------ Available records

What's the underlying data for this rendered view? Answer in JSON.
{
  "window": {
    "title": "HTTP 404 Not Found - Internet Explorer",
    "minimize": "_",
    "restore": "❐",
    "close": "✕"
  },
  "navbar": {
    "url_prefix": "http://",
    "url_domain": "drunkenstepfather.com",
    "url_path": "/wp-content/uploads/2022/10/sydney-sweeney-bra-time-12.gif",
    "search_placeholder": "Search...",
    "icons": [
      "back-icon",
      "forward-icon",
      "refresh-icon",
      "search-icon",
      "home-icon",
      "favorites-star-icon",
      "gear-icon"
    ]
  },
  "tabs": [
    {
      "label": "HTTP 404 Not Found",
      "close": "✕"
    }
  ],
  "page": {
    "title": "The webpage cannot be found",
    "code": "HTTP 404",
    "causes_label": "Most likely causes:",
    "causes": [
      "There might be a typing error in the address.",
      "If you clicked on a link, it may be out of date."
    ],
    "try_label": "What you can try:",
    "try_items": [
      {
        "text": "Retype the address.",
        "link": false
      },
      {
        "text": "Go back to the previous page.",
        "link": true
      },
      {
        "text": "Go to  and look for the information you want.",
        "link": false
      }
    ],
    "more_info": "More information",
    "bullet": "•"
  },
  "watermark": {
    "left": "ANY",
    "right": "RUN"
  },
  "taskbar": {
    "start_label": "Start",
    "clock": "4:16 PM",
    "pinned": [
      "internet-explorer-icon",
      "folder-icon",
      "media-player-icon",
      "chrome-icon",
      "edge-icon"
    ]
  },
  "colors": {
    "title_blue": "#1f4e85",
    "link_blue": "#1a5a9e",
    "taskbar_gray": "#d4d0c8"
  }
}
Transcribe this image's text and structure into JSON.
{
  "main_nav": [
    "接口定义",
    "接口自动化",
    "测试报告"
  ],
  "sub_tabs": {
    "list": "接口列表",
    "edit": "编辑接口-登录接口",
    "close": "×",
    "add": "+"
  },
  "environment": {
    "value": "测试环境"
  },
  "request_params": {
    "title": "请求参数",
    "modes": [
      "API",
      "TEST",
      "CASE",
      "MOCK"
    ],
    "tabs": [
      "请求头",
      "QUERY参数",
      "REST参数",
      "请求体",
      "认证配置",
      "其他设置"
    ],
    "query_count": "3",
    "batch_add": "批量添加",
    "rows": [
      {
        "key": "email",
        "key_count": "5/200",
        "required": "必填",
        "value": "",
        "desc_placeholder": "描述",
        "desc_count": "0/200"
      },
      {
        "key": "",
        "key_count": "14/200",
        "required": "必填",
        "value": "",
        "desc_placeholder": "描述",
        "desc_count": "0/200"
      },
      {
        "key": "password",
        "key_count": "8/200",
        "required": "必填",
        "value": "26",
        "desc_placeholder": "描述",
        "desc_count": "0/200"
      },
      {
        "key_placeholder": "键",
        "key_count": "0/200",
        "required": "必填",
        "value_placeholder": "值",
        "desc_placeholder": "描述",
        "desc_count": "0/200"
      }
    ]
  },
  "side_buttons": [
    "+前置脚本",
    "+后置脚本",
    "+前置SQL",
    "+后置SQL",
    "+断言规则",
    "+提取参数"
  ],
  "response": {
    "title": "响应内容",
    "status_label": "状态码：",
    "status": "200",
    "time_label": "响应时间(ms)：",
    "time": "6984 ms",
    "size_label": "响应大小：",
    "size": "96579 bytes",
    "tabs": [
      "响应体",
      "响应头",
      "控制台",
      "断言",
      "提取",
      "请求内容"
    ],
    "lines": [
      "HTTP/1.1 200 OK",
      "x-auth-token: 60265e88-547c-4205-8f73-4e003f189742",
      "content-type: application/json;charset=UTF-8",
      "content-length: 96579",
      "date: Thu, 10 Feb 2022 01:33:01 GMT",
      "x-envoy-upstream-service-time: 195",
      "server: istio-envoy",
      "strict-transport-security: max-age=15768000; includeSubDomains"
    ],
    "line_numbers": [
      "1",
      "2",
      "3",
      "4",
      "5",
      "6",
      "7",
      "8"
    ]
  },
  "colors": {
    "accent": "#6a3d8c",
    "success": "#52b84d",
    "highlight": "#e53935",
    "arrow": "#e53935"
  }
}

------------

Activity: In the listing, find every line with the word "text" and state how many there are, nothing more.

Solution: 4